GOAL OF THE EXERCISE: Search the records for the word "icon" and copy each line in which it appears.

EXTRACTED DATA:
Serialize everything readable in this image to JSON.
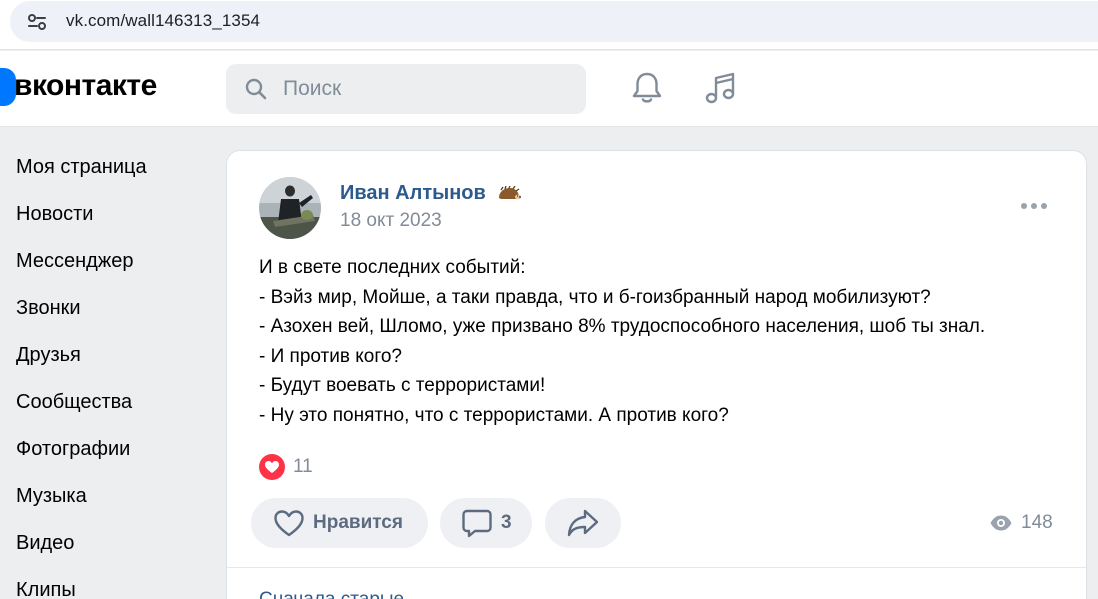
{
  "browser": {
    "url": "vk.com/wall146313_1354"
  },
  "header": {
    "logo_text": "вконтакте",
    "search_placeholder": "Поиск"
  },
  "sidebar": {
    "items": [
      {
        "label": "Моя страница"
      },
      {
        "label": "Новости"
      },
      {
        "label": "Мессенджер"
      },
      {
        "label": "Звонки"
      },
      {
        "label": "Друзья"
      },
      {
        "label": "Сообщества"
      },
      {
        "label": "Фотографии"
      },
      {
        "label": "Музыка"
      },
      {
        "label": "Видео"
      },
      {
        "label": "Клипы"
      }
    ]
  },
  "post": {
    "author": "Иван Алтынов",
    "date": "18 окт 2023",
    "lines": [
      "И в свете последних событий:",
      "- Вэйз мир, Мойше, а таки правда, что и б-гоизбранный народ мобилизуют?",
      "- Азохен вей, Шломо, уже призвано 8% трудоспособного населения, шоб ты знал.",
      "- И против кого?",
      "- Будут воевать с террористами!",
      "- Ну это понятно, что с террористами. А против кого?"
    ],
    "reaction_count": "11",
    "like_label": "Нравится",
    "comment_count": "3",
    "views": "148",
    "sort_label": "Сначала старые"
  },
  "colors": {
    "accent": "#0077ff",
    "author_link": "#2c5a8c",
    "secondary_text": "#818c99",
    "reaction_red": "#ff3347"
  }
}
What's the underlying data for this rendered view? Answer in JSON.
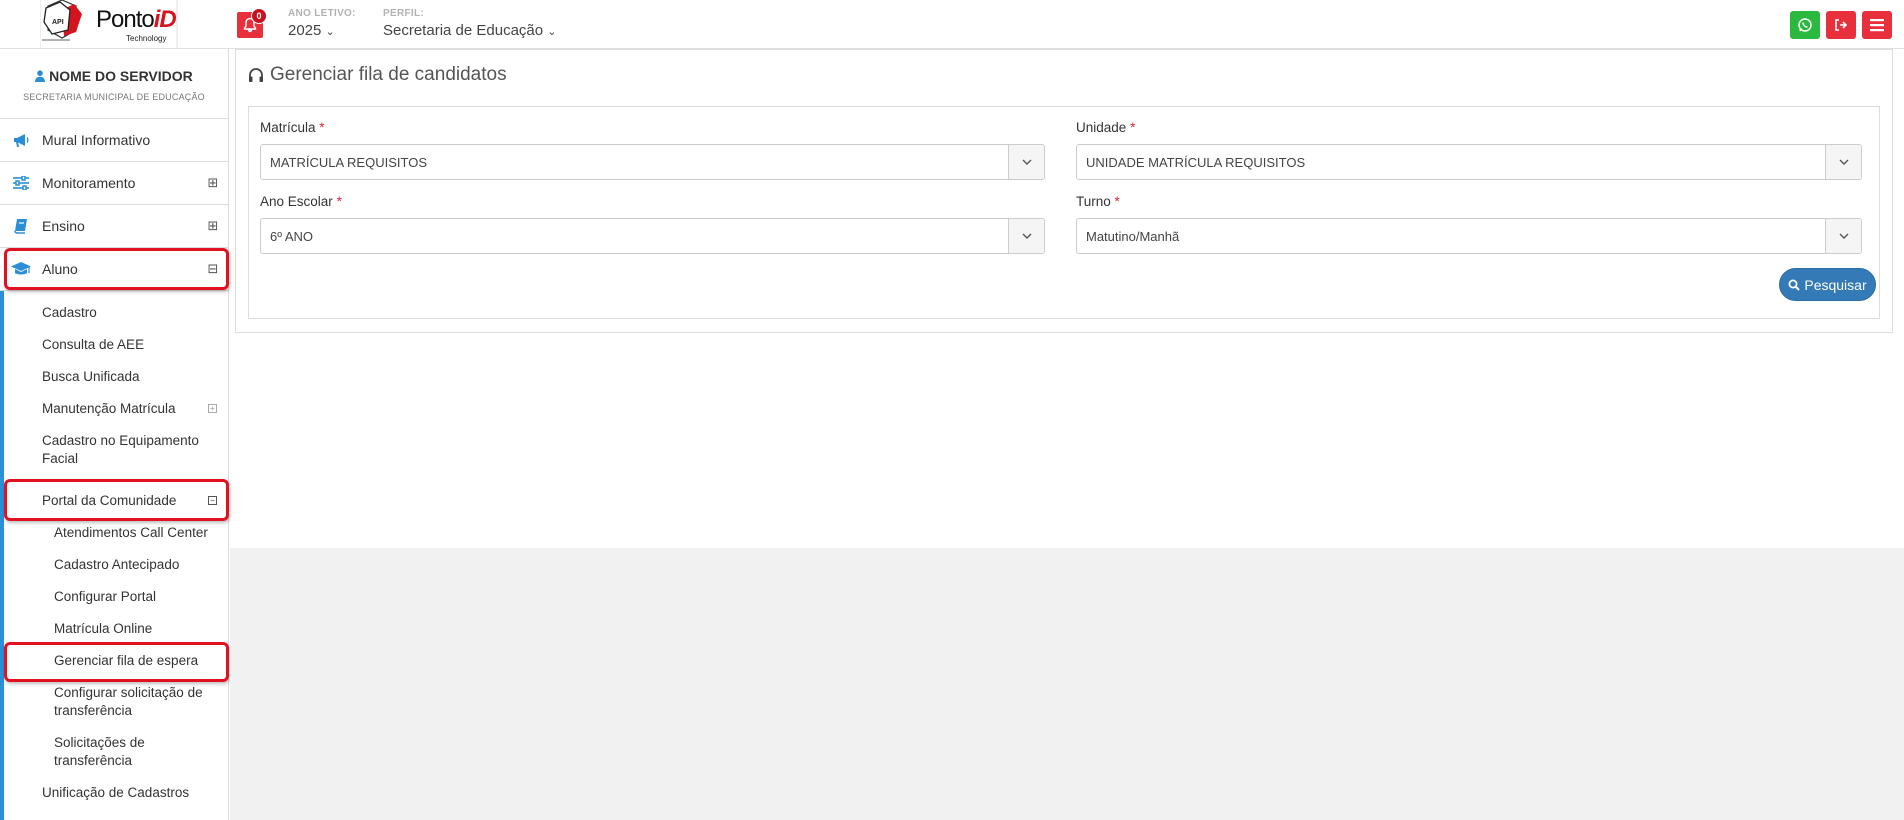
{
  "header": {
    "logo_text": "PontoiD",
    "logo_sub": "Technology",
    "notification_count": "0",
    "ano_letivo_label": "ANO LETIVO:",
    "ano_letivo_value": "2025",
    "perfil_label": "PERFIL:",
    "perfil_value": "Secretaria de Educação",
    "colors": {
      "whatsapp": "#2ab83e",
      "logout": "#e8303c",
      "menu": "#e8303c"
    }
  },
  "sidebar": {
    "user_name": "NOME DO SERVIDOR",
    "user_org": "SECRETARIA MUNICIPAL DE EDUCAÇÃO",
    "items": [
      {
        "label": "Mural Informativo",
        "icon": "megaphone-icon"
      },
      {
        "label": "Monitoramento",
        "icon": "sliders-icon",
        "toggle": "⊞"
      },
      {
        "label": "Ensino",
        "icon": "book-icon",
        "toggle": "⊞"
      },
      {
        "label": "Aluno",
        "icon": "graduation-cap-icon",
        "toggle": "⊟"
      }
    ],
    "aluno_sub": [
      {
        "label": "Cadastro"
      },
      {
        "label": "Consulta de AEE"
      },
      {
        "label": "Busca Unificada"
      },
      {
        "label": "Manutenção Matrícula"
      },
      {
        "label": "Cadastro no Equipamento Facial"
      },
      {
        "label": "Portal da Comunidade"
      },
      {
        "label": "Unificação de Cadastros"
      }
    ],
    "portal_sub": [
      {
        "label": "Atendimentos Call Center"
      },
      {
        "label": "Cadastro Antecipado"
      },
      {
        "label": "Configurar Portal"
      },
      {
        "label": "Matrícula Online"
      },
      {
        "label": "Gerenciar fila de espera"
      },
      {
        "label": "Configurar solicitação de transferência"
      },
      {
        "label": "Solicitações de transferência"
      }
    ]
  },
  "main": {
    "title": "Gerenciar fila de candidatos",
    "fields": {
      "matricula": {
        "label": "Matrícula",
        "required": "*",
        "value": "MATRÍCULA REQUISITOS"
      },
      "unidade": {
        "label": "Unidade",
        "required": "*",
        "value": "UNIDADE MATRÍCULA REQUISITOS"
      },
      "ano_escolar": {
        "label": "Ano Escolar",
        "required": "*",
        "value": "6º ANO"
      },
      "turno": {
        "label": "Turno",
        "required": "*",
        "value": "Matutino/Manhã"
      }
    },
    "search_button": "Pesquisar"
  },
  "colors": {
    "accent": "#2b8fd6",
    "highlight": "#e01222",
    "primary_button": "#337ab7"
  }
}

TASK SOLUTION:
        "icon": "megaphone-icon"
        "icon": "sliders-icon",
        "icon": "book-icon",
        "icon": "graduation-cap-icon",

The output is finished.